I did a simple search at Google News just now on the word overweight, trying to find a particular story. Obviously the results will vary and what you see when you do the search will probably not look like what I saw. But it was disheartening and confusing.
Story 8: Forced To Be Fit: What About Kids?
Story 10: initiated with “overweight
I’m annoyed and confused. Depending on the article I read, I’m either more or less at risk for disease because of weight. Insurance may cost me more but I may live longer. Hospitals are preparing to accommodate bigger patients (and their visiting families) – but I didn’t see any corresponding article about airlines having a clue that Americans are larger than the length of a computer keyboard.
Being morbidly obese is not okay. It’s not healthy, and it’s not something I recommend. Being slightly overweight may not be a bad thing except it could easily tip into excessive obesity with just a few temptations or personal crises. I watched the news people fall all over themselves on the story that being a little overweight may be good for you, by countering immediately with “being fat is still unhealthy.” Well duh.
Of course all of the health news is reported by thin, coiffed, well dressed and well spoken people who don’t want any of us to be fat. Somehow they do not motivate me.
I’m going to die of something. It may be weight related, it may be environmentally related, or in an accident or any number of things. I might die of old age at 96 in a nursing home having outlived my family and friends. But it will be something. I need to be reasonably healthy and am working to increase the exercise while eating better. But I wish the “experts” would just pick something and stick with it so I don’t go nuts trying to keep up.
My arthritis and joint pain are problematic and I’m royally pissed that the only medication that actually helped – Vioxx – was pulled from the market. I know people died from taking it, that there were complications for some people. But other people, including me and lots of people I know, found that it worked when other things simply didn’t. I wish I’d had the chance to sign a waiver acknowledging risk and taking it deliberately to get the pain-free trade off.

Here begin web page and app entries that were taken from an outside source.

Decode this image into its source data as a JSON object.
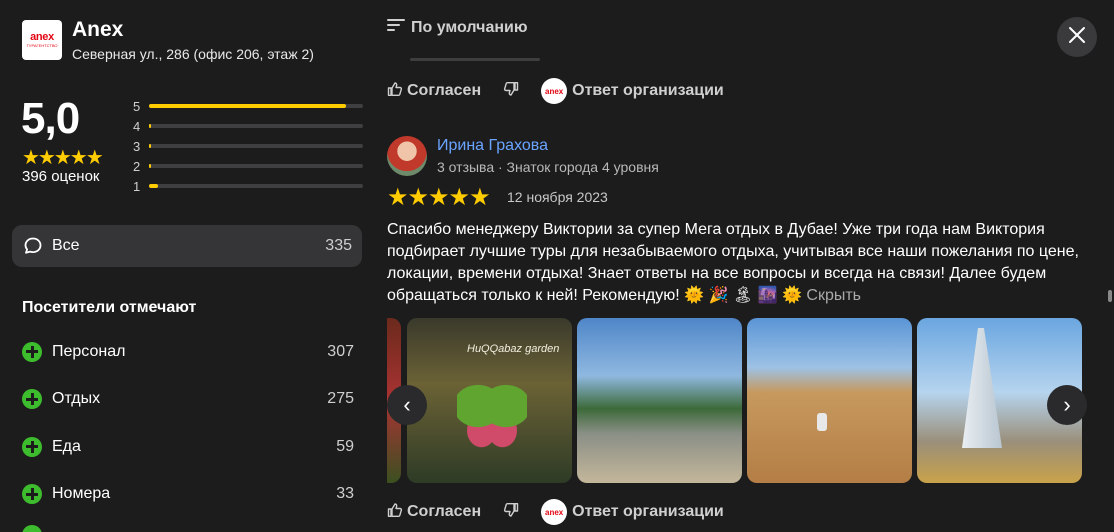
{
  "org": {
    "logo_text": "anex",
    "logo_subtext": "ТУРАГЕНТСТВО",
    "name": "Anex",
    "address": "Северная ул., 286 (офис 206, этаж 2)"
  },
  "rating": {
    "value": "5,0",
    "stars": "★★★★★",
    "count_label": "396 оценок",
    "bars": [
      {
        "label": "5",
        "fraction": 0.92
      },
      {
        "label": "4",
        "fraction": 0.01
      },
      {
        "label": "3",
        "fraction": 0.0
      },
      {
        "label": "2",
        "fraction": 0.0
      },
      {
        "label": "1",
        "fraction": 0.04
      }
    ]
  },
  "filters": {
    "all_label": "Все",
    "all_count": "335"
  },
  "visitors": {
    "title": "Посетители отмечают",
    "tags": [
      {
        "label": "Персонал",
        "count": "307"
      },
      {
        "label": "Отдых",
        "count": "275"
      },
      {
        "label": "Еда",
        "count": "59"
      },
      {
        "label": "Номера",
        "count": "33"
      }
    ]
  },
  "sort": {
    "label": "По умолчанию"
  },
  "actions": {
    "agree_label": "Согласен",
    "reply_label": "Ответ организации",
    "reply_logo": "anex"
  },
  "review": {
    "author": "Ирина Грахова",
    "meta": "3 отзыва · Знаток города 4 уровня",
    "stars": "★★★★★",
    "date": "12 ноября 2023",
    "text": "Спасибо менеджеру Виктории за супер Мега отдых в Дубае! Уже три года нам Виктория подбирает лучшие туры для незабываемого отдыха, учитывая все наши пожелания по цене, локации, времени отдыха! Знает ответы на все вопросы и всегда на связи! Далее будем обращаться только к ней! Рекомендую! 🌞 🎉 🏝 🌆 🌞",
    "hide_label": "Скрыть",
    "photo_sign": "HuQQabaz garden"
  },
  "nav": {
    "prev": "‹",
    "next": "›"
  }
}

My doctor would never have agreed with me or let me do it but I think I have the right to make those choices with my own body — not yours, just mine.
Instead I take something that doesn’t work particularly well, limp a lot, and find my physical activity limited by uncooperative joints. Maybe there will be another study out soon with options.